Well, out of Meta's Horizon Worlds metaverse anyway.
Massachusetts Sens. Edward Markey and Richard Blumenthal wrote an open letter to Meta CEO Mark Zuckerberg saying they were concerned about reports that the parent of Facebook and Instagram is considering opening its adults-only virtual world to 13 to 17-year-olds.
The Horizon Worlds virtual reality is struggling to attract users, despite losing more than $13.7 billion to the project in 2022.
Pointing to what they called Meta's poor record of protecting children on social media as well as "a growing body of evidence pointing to threats to young users in the metaverse," the pair called for an "immediate halt" to such plans.
Specifically, Sens. Markey and Blumenthal were referring to a February report in the Wall Street Journal that the company was planning on opening up Horizon Worlds to teens as soon as this month.
The two largest blockchain based metaverse platforms, Decentraland and The Sandbox, both require users to be 18 years or older. And have some definitely age-inappropriate content, such as casinos.
On the other hand, both the non-blockchain Roblox and Fortnite allow younger players: Fortnite starts at 13 and Roblox is open to all ages — but both build their own content unlike open metaverses.
Rife with Harms
Calling the metaverse in general "an under-researched, potentially dangerous virtual realm" the Senators called on Meta to maintain the adults-only rating.
Pointing to reports claim Meta's planned excursion into teen users "is part of a larger effort to salvage Meta's struggling metaverse practice" the Senators said:
"Any strategy to invite young users into a digital space rife with potential harms should not be driven by a goal to maximize profit."
The WSJ reported that a memo said Meta's "competitors are doing a much better job meeting the unique needs of" teens and young adults. "For Horizon to succeed we need to ensure that we serve this cohort first and foremost."
Horizon Worlds track record has been so poor in this regard that in October, the company's top Metaverse executive, called for a "quality lockdown" as the company's own employees weren't using it very much.
Open to All
Meanwhile, the EU is taking a hard look at the potential for monopolies in the metaverse, the EU's antitrust chief, Margrethe Vestager, said in a speech on March 2.
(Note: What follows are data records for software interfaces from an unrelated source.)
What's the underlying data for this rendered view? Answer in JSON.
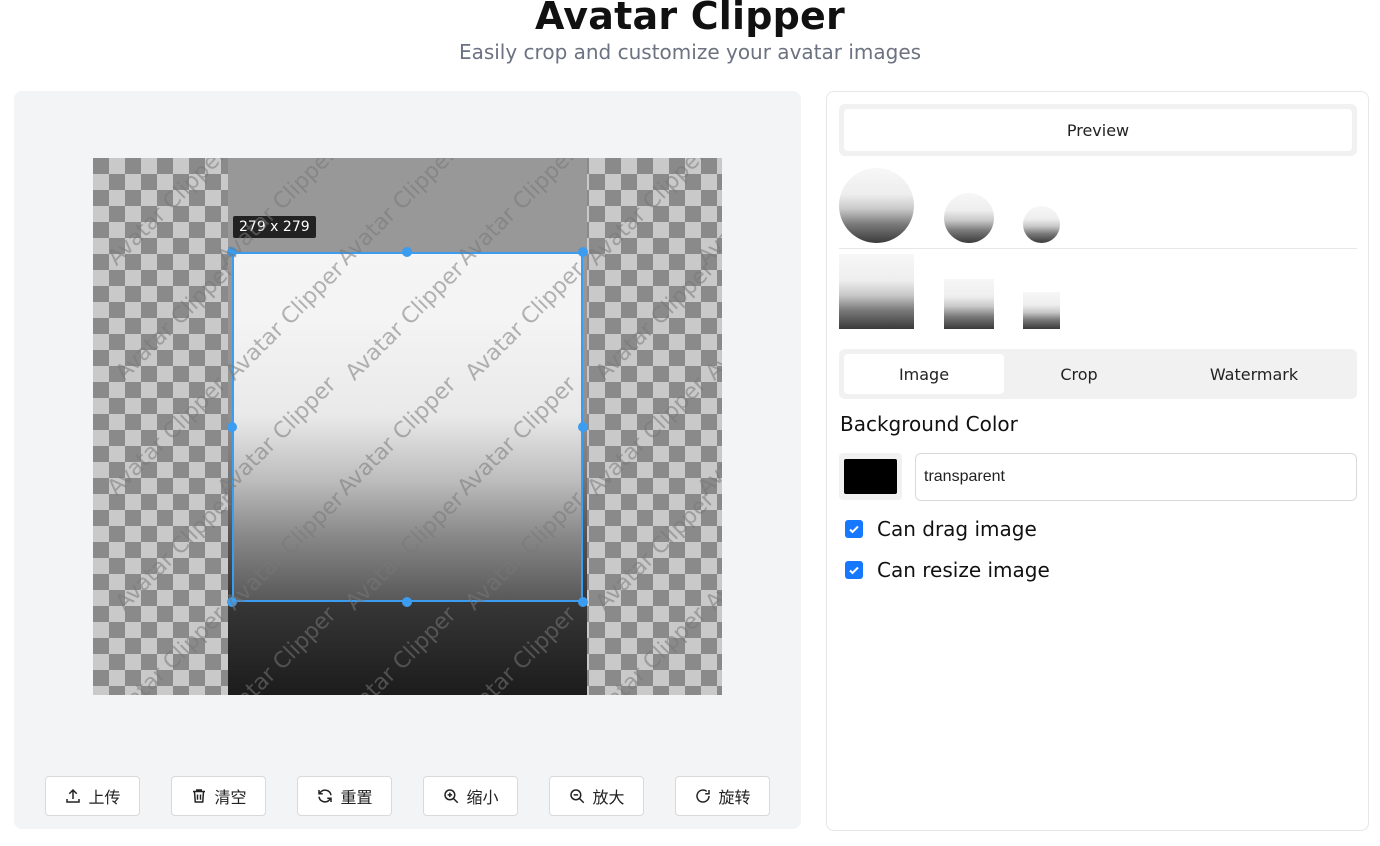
{
  "header": {
    "title": "Avatar Clipper",
    "subtitle": "Easily crop and customize your avatar images"
  },
  "editor": {
    "crop_size_label": "279 x 279",
    "watermark_text": "Avatar Clipper",
    "toolbar": [
      {
        "label": "上传",
        "icon": "upload-icon"
      },
      {
        "label": "清空",
        "icon": "trash-icon"
      },
      {
        "label": "重置",
        "icon": "refresh-icon"
      },
      {
        "label": "缩小",
        "icon": "zoom-in-icon"
      },
      {
        "label": "放大",
        "icon": "zoom-out-icon"
      },
      {
        "label": "旋转",
        "icon": "rotate-icon"
      }
    ],
    "accent": "#3b9cf0"
  },
  "side": {
    "preview_tab": "Preview",
    "tabs": [
      "Image",
      "Crop",
      "Watermark"
    ],
    "active_tab": "Image",
    "background_color_label": "Background Color",
    "background_color_value": "transparent",
    "swatch_color": "#000000",
    "checkboxes": [
      {
        "label": "Can drag image",
        "checked": true
      },
      {
        "label": "Can resize image",
        "checked": true
      }
    ]
  }
}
"It's already time for us to start asking what healthy competition would look like in the metaverse," Vestager said, calling for "bold" action. She said:
"We need to anticipate and plan for change, because it is an obvious fact that our enforcement, our legislative processes, will always be slower than market developments."